The answer is a number and only a number: how many lines of the data include the string "text"?

START Given information

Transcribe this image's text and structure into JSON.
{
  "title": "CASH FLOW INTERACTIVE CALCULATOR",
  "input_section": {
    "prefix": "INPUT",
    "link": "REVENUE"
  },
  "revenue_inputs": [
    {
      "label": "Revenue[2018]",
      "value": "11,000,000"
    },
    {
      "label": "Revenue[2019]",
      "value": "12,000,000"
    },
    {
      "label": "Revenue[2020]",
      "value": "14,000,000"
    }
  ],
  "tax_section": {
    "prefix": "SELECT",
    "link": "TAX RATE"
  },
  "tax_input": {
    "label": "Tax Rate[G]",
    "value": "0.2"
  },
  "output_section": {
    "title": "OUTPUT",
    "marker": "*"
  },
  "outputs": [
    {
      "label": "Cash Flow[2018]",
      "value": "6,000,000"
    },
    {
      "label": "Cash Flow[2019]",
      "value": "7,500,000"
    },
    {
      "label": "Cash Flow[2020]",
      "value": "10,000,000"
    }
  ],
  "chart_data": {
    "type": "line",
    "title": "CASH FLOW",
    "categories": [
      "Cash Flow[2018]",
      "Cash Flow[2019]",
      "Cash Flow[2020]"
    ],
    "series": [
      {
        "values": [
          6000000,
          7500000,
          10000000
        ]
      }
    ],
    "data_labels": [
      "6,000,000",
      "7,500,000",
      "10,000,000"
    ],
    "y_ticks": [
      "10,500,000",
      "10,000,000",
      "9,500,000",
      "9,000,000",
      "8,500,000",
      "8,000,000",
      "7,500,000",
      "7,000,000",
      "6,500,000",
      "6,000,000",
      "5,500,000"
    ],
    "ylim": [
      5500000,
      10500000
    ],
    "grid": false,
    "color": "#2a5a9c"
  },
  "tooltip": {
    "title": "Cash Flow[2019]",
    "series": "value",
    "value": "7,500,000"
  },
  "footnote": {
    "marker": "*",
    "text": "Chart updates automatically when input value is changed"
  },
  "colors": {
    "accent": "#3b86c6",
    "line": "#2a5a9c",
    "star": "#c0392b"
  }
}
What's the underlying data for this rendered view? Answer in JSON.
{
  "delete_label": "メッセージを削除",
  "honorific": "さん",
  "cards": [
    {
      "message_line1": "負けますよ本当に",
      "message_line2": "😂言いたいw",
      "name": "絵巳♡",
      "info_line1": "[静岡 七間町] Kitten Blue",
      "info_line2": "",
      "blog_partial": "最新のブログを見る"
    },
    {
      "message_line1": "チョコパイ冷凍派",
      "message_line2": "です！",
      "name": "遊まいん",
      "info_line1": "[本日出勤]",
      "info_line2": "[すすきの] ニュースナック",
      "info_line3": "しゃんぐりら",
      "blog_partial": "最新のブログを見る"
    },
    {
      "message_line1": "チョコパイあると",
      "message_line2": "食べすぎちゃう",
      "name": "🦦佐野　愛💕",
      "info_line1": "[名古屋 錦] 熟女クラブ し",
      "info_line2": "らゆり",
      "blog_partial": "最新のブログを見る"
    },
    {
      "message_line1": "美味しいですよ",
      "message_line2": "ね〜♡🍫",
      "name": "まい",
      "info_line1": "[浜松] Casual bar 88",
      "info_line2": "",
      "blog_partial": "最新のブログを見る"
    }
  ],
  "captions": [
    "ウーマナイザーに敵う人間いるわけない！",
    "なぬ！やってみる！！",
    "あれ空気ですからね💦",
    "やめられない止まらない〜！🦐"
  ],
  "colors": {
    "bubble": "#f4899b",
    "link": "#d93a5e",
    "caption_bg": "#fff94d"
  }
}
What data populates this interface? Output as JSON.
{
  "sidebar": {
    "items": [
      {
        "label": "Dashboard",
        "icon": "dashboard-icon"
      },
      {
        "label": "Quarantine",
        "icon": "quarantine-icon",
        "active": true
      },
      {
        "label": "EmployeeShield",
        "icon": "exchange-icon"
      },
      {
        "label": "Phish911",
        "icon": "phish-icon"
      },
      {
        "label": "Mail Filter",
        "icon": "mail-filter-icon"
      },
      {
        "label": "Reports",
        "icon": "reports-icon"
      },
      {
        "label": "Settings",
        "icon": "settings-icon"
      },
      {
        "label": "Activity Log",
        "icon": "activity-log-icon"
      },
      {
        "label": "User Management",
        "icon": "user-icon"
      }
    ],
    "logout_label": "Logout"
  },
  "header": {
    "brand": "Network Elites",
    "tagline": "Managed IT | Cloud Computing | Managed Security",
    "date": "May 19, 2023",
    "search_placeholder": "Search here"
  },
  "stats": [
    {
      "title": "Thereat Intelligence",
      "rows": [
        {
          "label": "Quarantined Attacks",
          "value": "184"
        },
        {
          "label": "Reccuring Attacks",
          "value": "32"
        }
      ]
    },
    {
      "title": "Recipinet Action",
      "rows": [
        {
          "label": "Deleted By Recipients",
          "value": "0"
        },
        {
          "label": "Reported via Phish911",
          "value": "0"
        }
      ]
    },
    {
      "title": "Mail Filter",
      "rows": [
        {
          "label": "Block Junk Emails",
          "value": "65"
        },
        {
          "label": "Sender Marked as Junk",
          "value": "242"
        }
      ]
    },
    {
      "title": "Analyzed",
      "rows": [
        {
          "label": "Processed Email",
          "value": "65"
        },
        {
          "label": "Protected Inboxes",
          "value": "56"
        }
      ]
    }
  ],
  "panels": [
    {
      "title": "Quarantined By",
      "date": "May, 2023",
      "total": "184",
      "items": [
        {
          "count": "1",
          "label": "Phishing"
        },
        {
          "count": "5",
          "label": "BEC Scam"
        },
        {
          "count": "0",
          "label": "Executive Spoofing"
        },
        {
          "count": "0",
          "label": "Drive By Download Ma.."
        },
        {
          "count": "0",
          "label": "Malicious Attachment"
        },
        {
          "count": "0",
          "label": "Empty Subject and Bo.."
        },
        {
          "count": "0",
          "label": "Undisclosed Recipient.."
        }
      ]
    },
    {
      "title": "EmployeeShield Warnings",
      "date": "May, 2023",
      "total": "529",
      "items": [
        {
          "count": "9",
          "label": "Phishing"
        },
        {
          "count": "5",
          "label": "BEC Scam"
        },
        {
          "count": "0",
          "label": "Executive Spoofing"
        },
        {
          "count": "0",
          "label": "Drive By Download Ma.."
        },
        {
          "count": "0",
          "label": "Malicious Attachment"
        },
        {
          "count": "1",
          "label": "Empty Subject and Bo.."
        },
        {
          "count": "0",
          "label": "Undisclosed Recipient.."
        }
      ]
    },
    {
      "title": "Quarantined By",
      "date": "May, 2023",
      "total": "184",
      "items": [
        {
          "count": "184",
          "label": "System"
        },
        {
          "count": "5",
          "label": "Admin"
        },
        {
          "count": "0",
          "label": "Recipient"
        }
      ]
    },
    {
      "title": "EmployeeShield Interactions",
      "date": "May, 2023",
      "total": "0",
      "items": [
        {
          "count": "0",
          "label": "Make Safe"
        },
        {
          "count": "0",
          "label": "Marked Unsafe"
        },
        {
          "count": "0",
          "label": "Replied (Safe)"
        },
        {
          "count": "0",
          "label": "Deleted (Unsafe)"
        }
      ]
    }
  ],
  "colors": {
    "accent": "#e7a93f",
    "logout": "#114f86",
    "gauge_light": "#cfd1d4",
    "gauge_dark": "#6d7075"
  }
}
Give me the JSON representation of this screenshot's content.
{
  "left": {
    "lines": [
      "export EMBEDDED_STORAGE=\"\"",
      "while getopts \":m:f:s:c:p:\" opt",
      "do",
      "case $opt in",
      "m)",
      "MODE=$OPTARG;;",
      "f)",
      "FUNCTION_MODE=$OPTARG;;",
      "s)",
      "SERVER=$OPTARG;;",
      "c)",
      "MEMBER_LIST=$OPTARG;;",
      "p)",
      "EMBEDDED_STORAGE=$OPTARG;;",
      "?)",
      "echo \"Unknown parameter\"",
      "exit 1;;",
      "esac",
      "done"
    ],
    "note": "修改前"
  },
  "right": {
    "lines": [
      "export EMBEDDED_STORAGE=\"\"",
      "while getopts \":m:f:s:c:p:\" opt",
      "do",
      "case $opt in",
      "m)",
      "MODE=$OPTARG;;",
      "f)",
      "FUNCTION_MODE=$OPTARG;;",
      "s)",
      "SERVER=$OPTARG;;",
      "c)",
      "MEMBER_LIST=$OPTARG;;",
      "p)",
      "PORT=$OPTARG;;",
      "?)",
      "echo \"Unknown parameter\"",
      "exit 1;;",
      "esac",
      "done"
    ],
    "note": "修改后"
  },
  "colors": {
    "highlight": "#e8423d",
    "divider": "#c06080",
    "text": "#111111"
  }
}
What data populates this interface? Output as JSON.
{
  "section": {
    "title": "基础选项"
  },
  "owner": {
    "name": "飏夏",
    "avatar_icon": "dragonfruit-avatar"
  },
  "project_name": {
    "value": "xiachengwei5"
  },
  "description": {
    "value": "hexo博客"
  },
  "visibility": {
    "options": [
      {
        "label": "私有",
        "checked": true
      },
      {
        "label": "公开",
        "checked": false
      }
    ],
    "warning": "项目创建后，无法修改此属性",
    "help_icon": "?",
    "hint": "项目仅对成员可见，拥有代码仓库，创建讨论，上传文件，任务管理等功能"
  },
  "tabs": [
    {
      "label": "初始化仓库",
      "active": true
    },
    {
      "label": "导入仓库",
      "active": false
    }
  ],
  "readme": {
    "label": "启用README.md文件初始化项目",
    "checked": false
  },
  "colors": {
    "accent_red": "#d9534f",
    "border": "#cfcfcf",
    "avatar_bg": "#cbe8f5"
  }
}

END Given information

- [Output below]: 3